** DATA SUPPLIED follows **
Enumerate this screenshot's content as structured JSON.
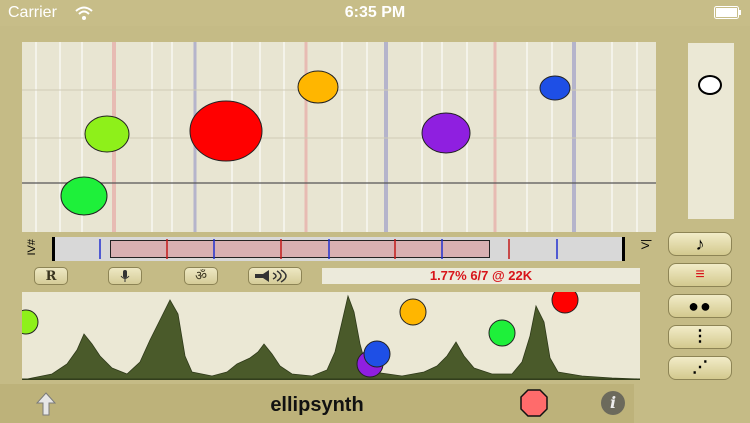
{
  "status_bar": {
    "carrier": "Carrier",
    "time": "6:35 PM"
  },
  "range": {
    "left_label": "IV#",
    "right_label": "V|"
  },
  "toolbar": {
    "readout": "1.77% 6/7 @ 22K",
    "icons": [
      "r-logo-icon",
      "microphone-icon",
      "om-icon",
      "speaker-icon"
    ]
  },
  "side_buttons": {
    "note": "♪",
    "lines": "≡",
    "dots_two": "●●",
    "dots_vertical": "⋮",
    "dots_diagonal": "⋰"
  },
  "app": {
    "title": "ellipsynth",
    "info_glyph": "i"
  },
  "colors": {
    "background": "#c5bb86",
    "panel": "#e8e5d2",
    "readout_text": "#d8141a",
    "spectrum_fill": "#4a5a2a"
  }
}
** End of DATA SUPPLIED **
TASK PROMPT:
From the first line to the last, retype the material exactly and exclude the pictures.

RESPONSE AREA:
Enumerate this screenshot's content as structured JSON.
{
  "status_bar": {
    "carrier": "Carrier",
    "time": "6:35 PM"
  },
  "range": {
    "left_label": "IV#",
    "right_label": "V|"
  },
  "toolbar": {
    "readout": "1.77% 6/7 @ 22K",
    "icons": [
      "r-logo-icon",
      "microphone-icon",
      "om-icon",
      "speaker-icon"
    ]
  },
  "side_buttons": {
    "note": "♪",
    "lines": "≡",
    "dots_two": "●●",
    "dots_vertical": "⋮",
    "dots_diagonal": "⋰"
  },
  "app": {
    "title": "ellipsynth",
    "info_glyph": "i"
  },
  "colors": {
    "background": "#c5bb86",
    "panel": "#e8e5d2",
    "readout_text": "#d8141a",
    "spectrum_fill": "#4a5a2a"
  }
}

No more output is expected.